The brand premium Johnson & Johnson (J&J) historically earned for Tylenol and its other leading brands will undoubtedly shrink following events of the last two years. Why pay for peace of mind when the quality that created the peace of mind is now in doubt?
J&J has long held a reputation as a champion of product safety that put the consumer first, even if it meant compromised profits. The company’s handling of tampering with its McNeil Tylenol brand in 1982 is a case study in crisis public relations. Yet, J&J’s recent history includes enough US Food and Drug Administration repeat visits and citations to cost J&J CEO Bill Weldon much of his 2010 bonus (if not his job this year). With product quality processes in doubt, McNeil and its parent J&J face an even graver set of concerns than those facing Toyota following the car company’s record-setting recalls and US government fines.
Like many companies, J&J acted on assumed synergies and got them wrong. A synergy worth acting upon exists when the value of the parts together is stronger than the sum of the values of the separate parts. Since combining parts often involves added complexity and reduced management freedom, the benefit of the combination had better be high enough to offset these costs. Knowing which synergies to act on is the art of successful strategic management. In this case, J&J missed the mark.
An insightful review in Fortune points the finger at cost-cutting pressures that eroded historically good quality control, leading to 8 product recalls in the prior year alone, among them the largest children’s drug recalls in history. The article is based on interviews with current and former J&J and McNeil executives. The real root cause, if you read between the lines of the article, was a CEO who mistakenly restructured his company to capture synergies following a large acquisition in order to cover the acquisition premium.
J&J acquired the consumer-goods business of Pfizer, then combined it with McNeil. The merger moved McNeil from J&J’s heavily regulated pharmaceutical division to a new $16 billion consumer products division under the leadership of Collee Goggins. The new reporting relationship made McNeil, “a completely different company,” according to Fortune’s interviews. Despite the protestations of McNeil leaders, Goggins managed the McNeil brands as if they were consumer goods rather than off-the-shelf pharmaceuticals subject to FDA regulations. As a result, budgets, talent levels and time frames were cut in ways highly inappropriate for over-the-counter medications.
Another example of a company that assessed synergies incorrectly is a client who approached me to work on the company’s growth strategy. As I dug into the assignment, I discovered that my “one company” client was serving three unrelated businesses, all part of a very broad “healthcare” marketplace. Although each business had different and conflicting success factors, they shared the same sales, marketing, manufacturing and research and development resources. The company’s growth was stalled because functions were sub-optimized for specific business’ needs and limited investment funds could not stretch across three businesses.
We focused the company on the one business that could grow attractively, and it’s been successful since. I admired the CEO and Board Chair for going along with my recommendations, as it required them to admit that they had funded an inappropriate acquisition and low-return internal development projects.
I am certain that J&J’s Weldon has a set of questions he wished he’d asked himself and his management team before the Pfizer acquisition and during its integration. (See Sidebar below.) Save yourself his grief.

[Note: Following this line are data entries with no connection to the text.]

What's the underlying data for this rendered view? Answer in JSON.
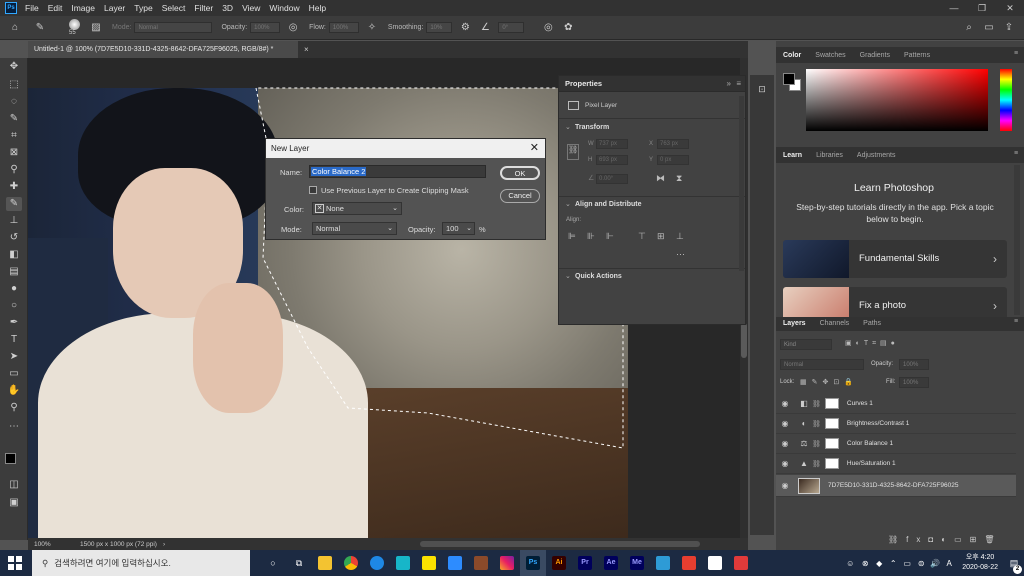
{
  "menubar": {
    "app_icon": "Ps",
    "items": [
      "File",
      "Edit",
      "Image",
      "Layer",
      "Type",
      "Select",
      "Filter",
      "3D",
      "View",
      "Window",
      "Help"
    ],
    "window_controls": [
      "—",
      "❐",
      "✕"
    ]
  },
  "options": {
    "brush_size": "55",
    "mode_label": "Mode:",
    "mode_value": "Normal",
    "opacity_label": "Opacity:",
    "opacity_value": "100%",
    "flow_label": "Flow:",
    "flow_value": "100%",
    "smoothing_label": "Smoothing:",
    "smoothing_value": "10%",
    "angle_value": "0°"
  },
  "document": {
    "tab_title": "Untitled-1 @ 100% (7D7E5D10-331D-4325-8642-DFA725F96025, RGB/8#) *",
    "zoom": "100%",
    "doc_info": "1500 px x 1000 px (72 ppi)"
  },
  "properties": {
    "title": "Properties",
    "kind": "Pixel Layer",
    "transform_section": "Transform",
    "w_label": "W",
    "w_value": "737 px",
    "h_label": "H",
    "h_value": "693 px",
    "x_label": "X",
    "x_value": "763 px",
    "y_label": "Y",
    "y_value": "0 px",
    "angle_value": "0.00°",
    "align_section": "Align and Distribute",
    "align_label": "Align:",
    "quick_actions": "Quick Actions"
  },
  "color_panel": {
    "tabs": [
      "Color",
      "Swatches",
      "Gradients",
      "Patterns"
    ]
  },
  "learn_panel": {
    "tabs": [
      "Learn",
      "Libraries",
      "Adjustments"
    ],
    "heading": "Learn Photoshop",
    "subtitle": "Step-by-step tutorials directly in the app. Pick a topic below to begin.",
    "cards": [
      "Fundamental Skills",
      "Fix a photo"
    ]
  },
  "layers_panel": {
    "tabs": [
      "Layers",
      "Channels",
      "Paths"
    ],
    "kind_filter": "Kind",
    "blend_mode": "Normal",
    "opacity_label": "Opacity:",
    "opacity_value": "100%",
    "lock_label": "Lock:",
    "fill_label": "Fill:",
    "fill_value": "100%",
    "layers": [
      {
        "name": "Curves 1"
      },
      {
        "name": "Brightness/Contrast 1"
      },
      {
        "name": "Color Balance 1"
      },
      {
        "name": "Hue/Saturation 1"
      },
      {
        "name": "7D7E5D10-331D-4325-8642-DFA725F96025"
      }
    ],
    "footer_icons": [
      "link-icon",
      "fx",
      "mask-icon",
      "adjustment-icon",
      "folder-icon",
      "new-layer-icon",
      "trash-icon"
    ]
  },
  "dialog": {
    "title": "New Layer",
    "name_label": "Name:",
    "name_value": "Color Balance 2",
    "clipping_label": "Use Previous Layer to Create Clipping Mask",
    "color_label": "Color:",
    "color_value": "None",
    "mode_label": "Mode:",
    "mode_value": "Normal",
    "opacity_label": "Opacity:",
    "opacity_value": "100",
    "percent": "%",
    "ok_label": "OK",
    "cancel_label": "Cancel"
  },
  "taskbar": {
    "search_placeholder": "검색하려면 여기에 입력하십시오.",
    "apps": [
      "Ps",
      "Ai",
      "Pr",
      "Ae",
      "Me"
    ],
    "time": "오후 4:20",
    "date": "2020-08-22",
    "notification_count": "2"
  }
}
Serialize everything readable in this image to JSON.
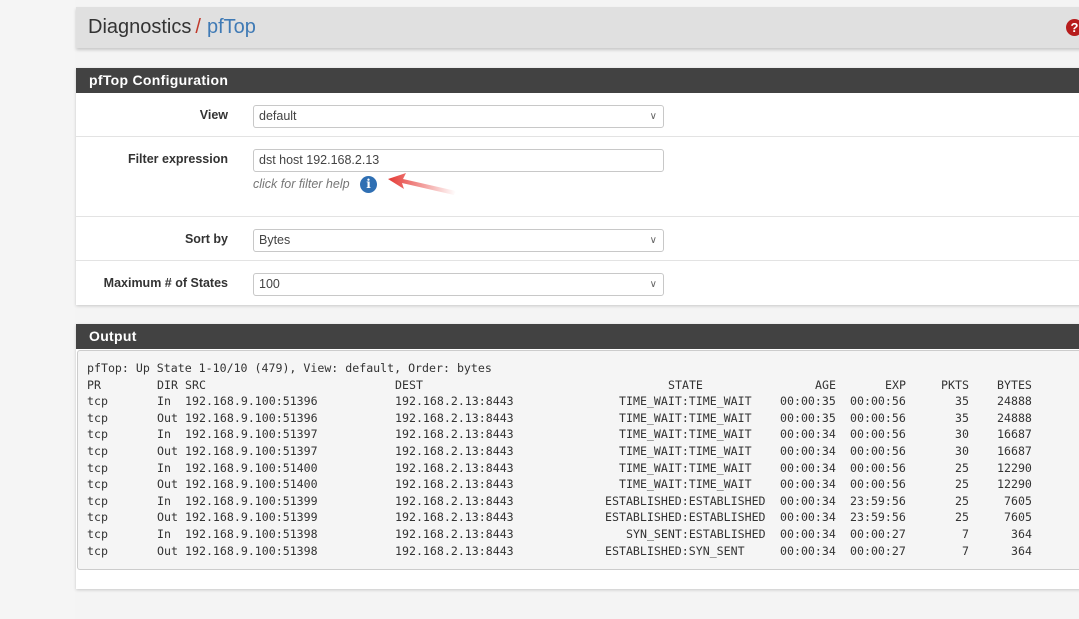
{
  "breadcrumb": {
    "parent": "Diagnostics",
    "separator": "/",
    "current": "pfTop"
  },
  "help_icon": "question-circle-icon",
  "colors": {
    "header_dark": "#424242",
    "link_blue": "#3f7ab5",
    "help_red": "#b71c1c",
    "info_blue": "#2f6fb3"
  },
  "config": {
    "title": "pfTop Configuration",
    "view": {
      "label": "View",
      "value": "default"
    },
    "filter": {
      "label": "Filter expression",
      "value": "dst host 192.168.2.13",
      "help": "click for filter help"
    },
    "sort": {
      "label": "Sort by",
      "value": "Bytes"
    },
    "max_states": {
      "label": "Maximum # of States",
      "value": "100"
    }
  },
  "output": {
    "title": "Output",
    "summary": "pfTop: Up State 1-10/10 (479), View: default, Order: bytes",
    "headers": {
      "pr": "PR",
      "dir": "DIR",
      "src": "SRC",
      "dest": "DEST",
      "state": "STATE",
      "age": "AGE",
      "exp": "EXP",
      "pkts": "PKTS",
      "bytes": "BYTES"
    },
    "rows": [
      {
        "pr": "tcp",
        "dir": "In",
        "src": "192.168.9.100:51396",
        "dest": "192.168.2.13:8443",
        "state": "TIME_WAIT:TIME_WAIT",
        "age": "00:00:35",
        "exp": "00:00:56",
        "pkts": "35",
        "bytes": "24888"
      },
      {
        "pr": "tcp",
        "dir": "Out",
        "src": "192.168.9.100:51396",
        "dest": "192.168.2.13:8443",
        "state": "TIME_WAIT:TIME_WAIT",
        "age": "00:00:35",
        "exp": "00:00:56",
        "pkts": "35",
        "bytes": "24888"
      },
      {
        "pr": "tcp",
        "dir": "In",
        "src": "192.168.9.100:51397",
        "dest": "192.168.2.13:8443",
        "state": "TIME_WAIT:TIME_WAIT",
        "age": "00:00:34",
        "exp": "00:00:56",
        "pkts": "30",
        "bytes": "16687"
      },
      {
        "pr": "tcp",
        "dir": "Out",
        "src": "192.168.9.100:51397",
        "dest": "192.168.2.13:8443",
        "state": "TIME_WAIT:TIME_WAIT",
        "age": "00:00:34",
        "exp": "00:00:56",
        "pkts": "30",
        "bytes": "16687"
      },
      {
        "pr": "tcp",
        "dir": "In",
        "src": "192.168.9.100:51400",
        "dest": "192.168.2.13:8443",
        "state": "TIME_WAIT:TIME_WAIT",
        "age": "00:00:34",
        "exp": "00:00:56",
        "pkts": "25",
        "bytes": "12290"
      },
      {
        "pr": "tcp",
        "dir": "Out",
        "src": "192.168.9.100:51400",
        "dest": "192.168.2.13:8443",
        "state": "TIME_WAIT:TIME_WAIT",
        "age": "00:00:34",
        "exp": "00:00:56",
        "pkts": "25",
        "bytes": "12290"
      },
      {
        "pr": "tcp",
        "dir": "In",
        "src": "192.168.9.100:51399",
        "dest": "192.168.2.13:8443",
        "state": "ESTABLISHED:ESTABLISHED",
        "age": "00:00:34",
        "exp": "23:59:56",
        "pkts": "25",
        "bytes": "7605"
      },
      {
        "pr": "tcp",
        "dir": "Out",
        "src": "192.168.9.100:51399",
        "dest": "192.168.2.13:8443",
        "state": "ESTABLISHED:ESTABLISHED",
        "age": "00:00:34",
        "exp": "23:59:56",
        "pkts": "25",
        "bytes": "7605"
      },
      {
        "pr": "tcp",
        "dir": "In",
        "src": "192.168.9.100:51398",
        "dest": "192.168.2.13:8443",
        "state": "SYN_SENT:ESTABLISHED",
        "age": "00:00:34",
        "exp": "00:00:27",
        "pkts": "7",
        "bytes": "364"
      },
      {
        "pr": "tcp",
        "dir": "Out",
        "src": "192.168.9.100:51398",
        "dest": "192.168.2.13:8443",
        "state": "ESTABLISHED:SYN_SENT",
        "age": "00:00:34",
        "exp": "00:00:27",
        "pkts": "7",
        "bytes": "364"
      }
    ]
  }
}
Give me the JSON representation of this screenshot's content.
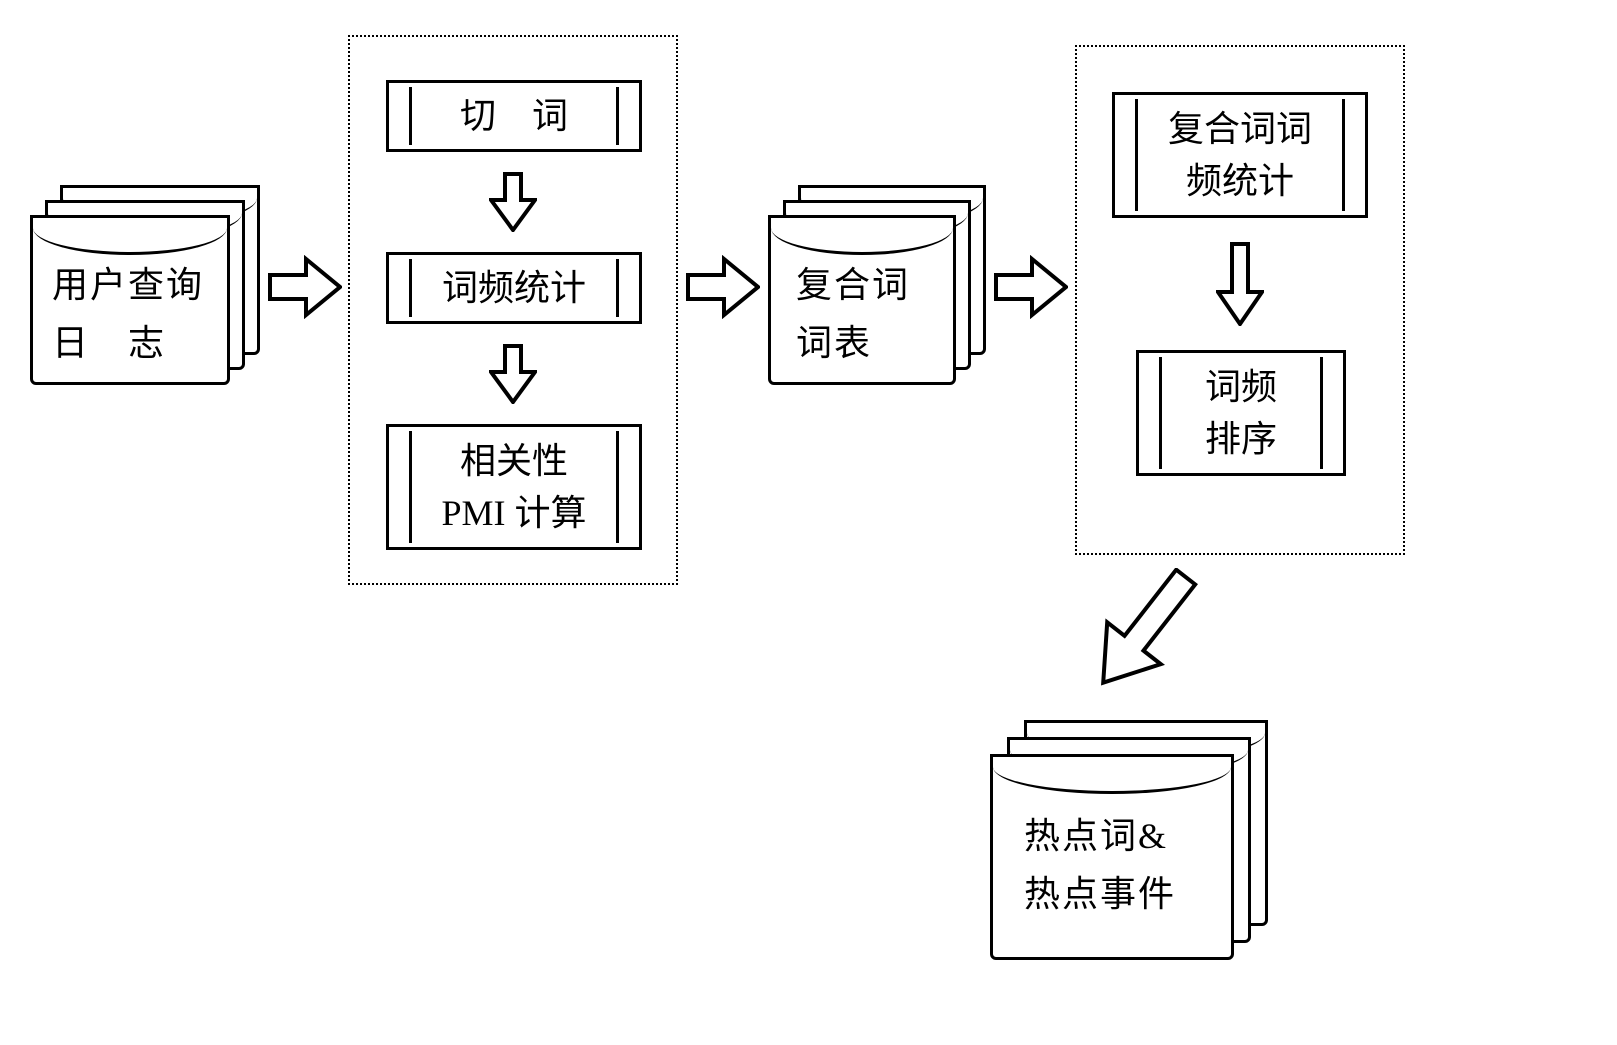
{
  "stacks": {
    "input": {
      "line1": "用户查询",
      "line2": "日　志"
    },
    "compound": {
      "line1": "复合词",
      "line2": "词表"
    },
    "output": {
      "line1": "热点词&",
      "line2": "热点事件"
    }
  },
  "box1": {
    "step1": "切　词",
    "step2": "词频统计",
    "step3_line1": "相关性",
    "step3_line2": "PMI 计算"
  },
  "box2": {
    "step1_line1": "复合词词",
    "step1_line2": "频统计",
    "step2_line1": "词频",
    "step2_line2": "排序"
  }
}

Proactively ask if you are combining, separating, adding to or eliminating different parts of your company in a way that truly maximizes its future value.
Thinking Strategically About Synergies
When you think about the following kinds of strategy questions, you’re implicitly thinking about synergies. And the more conscious you are of which synergies are worth trying to capture and what is and isn’t synergistic, the better off you’ll be in finding answers to these strategy questions.
Which new categories or markets should we enter?
Who should we acquire to grow? What kind of premium can we afford to pay? What is our post-acquisition merger plan?
Would we be better off narrowing the scope of our business or creating specialized units?
What should be bundled together into one offering versus sold separately? What should be physically integrated into one offering versus designed as separate products?
For larger companies, how should we structure our business units? How should we structure our divisions? What aspects of our selling is shared and managed via a matrix or specialized by business unit?
For larger companies, what resources, processes and solutions should exist at the corporate level serving all our business units? The business unit level serving all the markets? The market level? (For two great reads on this topic see Harvard Business Review and Blue Mine Group’s Agile Strategy.)